Tuesday, March 19, 2013

Google Maps Climbs To The Top of the World

सर्बौच्च शिखर रहेको देशको नागरिक भनेर हामीले धेरै गौरब गर्ने गर्छौँ। तर यथार्थमा हामी मध्य धेरै अहिले सम्म सगरमाथा गएको नी हुँदैनौ। तपाई पनी  जानुभएको छैन भने अब चाहीँ जान सक्नुहुनेछ है, त्यो पनी घरमै बसेर। गुगल म्यापमा अब सगरमाथा बेसक्याम्प हेर्न सकिने।

Google map has been providing us maps, images and even the street views of our locality since long. It also offers a route-planner for traveling by foot, car, bike and public transportation. Now Google has reached the top the world too. Google has provided 360-degree photos.

 Google has provided these 360-degree photos, which were taken using a tripod and digital camera with a fish-eye lens. This included equipment that is typically used for its Business Photos Program. These views are collected in the Google Street View Collections: The World’s Highest Peaks.

“Now you can explore some of the most famous mountains on Earth, including Aconcagua (South America), Kilimanjaro (Africa), Mount Elbrus (Europe) and Everest Base Camp (Asia) on Google Maps. These mountains belong to the group of peaks known as the Seven Summits—the highest mountain on each of the seven continents. While there’s nothing quite like standing on the mountain, with Google Maps you can instantly transport yourself to the top of these peaks and enjoy the sights without all of the avalanches, rock slides, crevasses, and dangers from altitude and weather that mountaineers face,” Google posted on its official blog on Monday.

In order for Google to bring such stunning images to computer screens everywhere, someone had to actually go out and actually climb these peaks and take these fish-eye shots. This fell – in a good way of course – to the Google Mountain Enthusiast team, which was led by Dan Fredinburg, a technical program manager for security and privacy at the search giant, as well as a skilled mountaineer.

“There’s a social benefit to using these tools to tell the story in these environments. A chance to really connect to what’s on the ground with a rich imagery so they can see what it looks like and feels like to be there,” Fredinberg told Wired magazine.

The Google team trekked to Mount Everest last October, making it to the Everest South Base Camp in Nepal, which is nearly 17,600 feet above sea level. Fredinberg reportedly pressed the guides to take him higher, but the guides refused, suggesting that the risks of dying were about 100 percent!

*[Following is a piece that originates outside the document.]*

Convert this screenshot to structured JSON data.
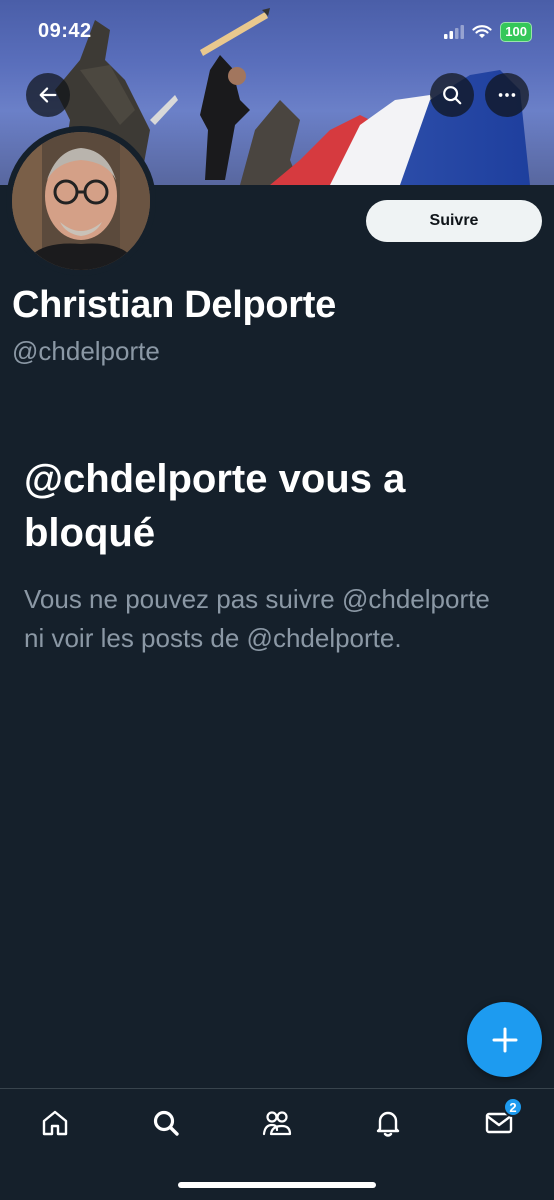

In fact the trip was not without its risks already. During the Everest expedition there had been mudslides, snowstorms and even an earthquake. Fortunately those who look to the images of the base camp can enjoy the view with no such risks or hazards themselves.